Our research focuses on computational chemical science and materials,   with a long-term goal to achieve data-driven design of functional materials and molecules for a sustainable society.


3/7/23: Congrats to Hyuna for successfully defending her dissertation.
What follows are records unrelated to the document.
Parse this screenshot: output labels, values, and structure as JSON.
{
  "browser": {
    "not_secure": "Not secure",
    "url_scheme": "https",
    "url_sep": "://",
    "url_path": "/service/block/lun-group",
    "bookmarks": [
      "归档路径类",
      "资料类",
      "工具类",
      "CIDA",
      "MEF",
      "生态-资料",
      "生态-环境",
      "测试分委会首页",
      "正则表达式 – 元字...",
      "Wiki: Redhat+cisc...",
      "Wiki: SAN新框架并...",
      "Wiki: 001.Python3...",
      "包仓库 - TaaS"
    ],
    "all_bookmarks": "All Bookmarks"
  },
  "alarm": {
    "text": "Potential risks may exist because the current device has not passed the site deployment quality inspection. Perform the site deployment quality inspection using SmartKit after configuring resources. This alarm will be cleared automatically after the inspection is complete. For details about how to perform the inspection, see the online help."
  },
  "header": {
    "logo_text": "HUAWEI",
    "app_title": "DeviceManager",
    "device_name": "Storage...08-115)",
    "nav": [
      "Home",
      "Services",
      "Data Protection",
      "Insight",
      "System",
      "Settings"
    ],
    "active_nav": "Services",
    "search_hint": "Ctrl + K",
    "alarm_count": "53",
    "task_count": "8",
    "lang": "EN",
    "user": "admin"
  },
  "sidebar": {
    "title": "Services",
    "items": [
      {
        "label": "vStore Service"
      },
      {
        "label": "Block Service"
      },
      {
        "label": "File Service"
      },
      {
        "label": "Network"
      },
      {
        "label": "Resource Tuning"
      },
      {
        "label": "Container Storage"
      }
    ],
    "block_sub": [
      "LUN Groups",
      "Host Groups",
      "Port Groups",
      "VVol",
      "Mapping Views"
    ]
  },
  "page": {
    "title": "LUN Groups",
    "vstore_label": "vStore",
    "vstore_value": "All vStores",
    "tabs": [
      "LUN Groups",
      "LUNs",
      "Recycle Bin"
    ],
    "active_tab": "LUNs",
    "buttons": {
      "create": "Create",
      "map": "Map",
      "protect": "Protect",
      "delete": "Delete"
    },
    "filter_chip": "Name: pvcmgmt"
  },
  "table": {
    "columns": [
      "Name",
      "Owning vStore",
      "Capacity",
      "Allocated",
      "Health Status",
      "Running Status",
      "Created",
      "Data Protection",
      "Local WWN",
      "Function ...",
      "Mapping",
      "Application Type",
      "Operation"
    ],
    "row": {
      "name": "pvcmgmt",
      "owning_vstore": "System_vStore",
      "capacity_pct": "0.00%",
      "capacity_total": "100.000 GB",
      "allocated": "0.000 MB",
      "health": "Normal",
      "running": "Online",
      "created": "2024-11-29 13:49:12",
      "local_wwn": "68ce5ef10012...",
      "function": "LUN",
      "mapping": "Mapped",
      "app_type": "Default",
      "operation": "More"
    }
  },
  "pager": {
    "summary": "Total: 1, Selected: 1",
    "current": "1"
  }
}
Great work, Dr. Kwon!

PI: De-en Jiang

Professor of Chemical and Biomolecular Engineering

Tel: (615) 343-3531

de-en.jiang at vanderbilt.edu

Current Research Topics:

Computational nanocatalysis: Nanoclusters, single atoms, oxides, perovskites, zeolites, 2D materials

Simulations of molecular and ionic separations via membranes, sorbents,  composite systems, and ionic liquids for carbon capture and rare-earth separations

First principles understanding of electrical energy storage and solid/liquid interfaces

Important challenges in nanocatalysis

Convert abundant small molecules to fuels and value-added chemicals

We use electronic structure methods such as DFT coupled with transition-state search to understand and predict catalytic pathways

Catalysts of special interest include gold nanoclusters, 2D materials, transition-metal oxides, and bimetallic materials

CO2 reduction on a Cu cluster

Deep learning of hydride locations

Materials for gas separation

Important for chemical industry

Sorbents and membranes are most commonly used

We study local interaction of gas and separation media with quantum chemistry

We model solubility and diffusivity with molecular simulations including Monte Carlo and molecular dynamics

Advanced membranes

Ligand design and molecular simulations for rare-earth separations

Important for critical materials needs

Coordination chemistry, solvation, and interfacial phenomena

Data-driven predictive modeling of distribution ratios and separation factors via machine learning

Electric energy storage

Broad applications in transportation, electronics, and robotics

We work on supercapacitors, including double-layer and pseudo capacitors

We use joint DFT to study the charging behaviors of different materials including advanced carbons and MXenes